About a succession of complaints, Virginia Woolf believed that “the best of these illnesses is that they loosen the earth about the roots. They make changes. People express their affections.” I considered Woolf’s words when we were coming out of the Polar Vortex, much of which I spent hibernating,

More people have come out to wish me luck, to let me know I can do. Ya for Facebook! Don’t take me wrong at all it is wonderful to see and the support is more than welcomed. What it did for me is one thing….I started to think about my funeral.

No the cancer is not that bad (knock on wood) but hey it is natural to think about this when you start out on this journey of living with cancer. My wife and I spoke about what I want and what she wanted. It was a GREAT conversation not weird at all. Then I started reading and learned of something new…A living funeral. You heard me; a living funeral; look it up if you don’t believe me. I read and the more I read the more I wanted it. I mean honestly; what is a funeral for, THE LIVING! I would be dead and what I am going to care what happens. Not like I am going to get up and say; hey I object. It is for the living!

So then I thought about Facebook and how all these people support me and would it not be nice to see these people one last time before you died. To say thank you (or something) before it was to late and they or you couldn’t do it. Think about it….you died and everyone come out of the wood work. Why not come out before you die?

So amid Thanksgiving festivities, stop and think what you want to say to the living. Take the opportunity to do it know. Don’t sit in shock to receive a message.
Don’t wait for the call “He’s no longer with us,” as one holds back tears.

Will the word “irreplaceable” hang in the bruised air, while grief lingers for what we should have done.
I recall a famous epitaph:

Remember me as you pass by,
As you are now so once was I.
As I am now, so you must be.
Prepare yourself to follow me.

When I imagine hearing these words, they sound less like an ominous injunction, and more like a cordial invitation to contemplate the (inconceivable yet inevitable) moment when I will cease to be. So I say the words once stated in a song I love…”Parting Glass”. (which will be play at my funeral) and let the word truly relate to who I am!

 Of all the money that e'er I had
I spent it in good company
And all the harm I've ever done
Alas it was to none but me
And all I've done for want of wit
To mem'ry now I can't recall
So fill to me the parting glass
Good night and joy be to you all

So fill to me the parting glass
And drink a health whate’er befalls
And gently rise and softly call
Good night and joy be to you all
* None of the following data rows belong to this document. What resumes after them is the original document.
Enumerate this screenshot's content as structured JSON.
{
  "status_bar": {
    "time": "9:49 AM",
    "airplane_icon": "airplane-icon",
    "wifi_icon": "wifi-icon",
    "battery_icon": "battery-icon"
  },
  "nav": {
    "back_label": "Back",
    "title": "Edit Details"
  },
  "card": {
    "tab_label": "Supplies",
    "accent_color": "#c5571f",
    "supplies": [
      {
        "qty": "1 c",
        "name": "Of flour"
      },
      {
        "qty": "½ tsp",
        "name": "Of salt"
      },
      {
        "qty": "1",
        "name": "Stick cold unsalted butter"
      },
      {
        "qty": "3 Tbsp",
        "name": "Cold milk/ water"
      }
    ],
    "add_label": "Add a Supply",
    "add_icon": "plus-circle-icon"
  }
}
Of all the comrades that e'er I had
They're sorry for my going away
And all the sweethearts that e'er I had
They'd wish me one more day to stay
But since it fell unto my lot
That I should rise and you should not
I gently rise and softly call
Good night and joy be to you all

Fill to me the parting glass
And drink a health whate’er befalls
And gently rise and softly call
Good night and joy be to you all

But since it fell unto my lot
That I should rise and you should not
I gently rise and softly call
Good night and joy be to you all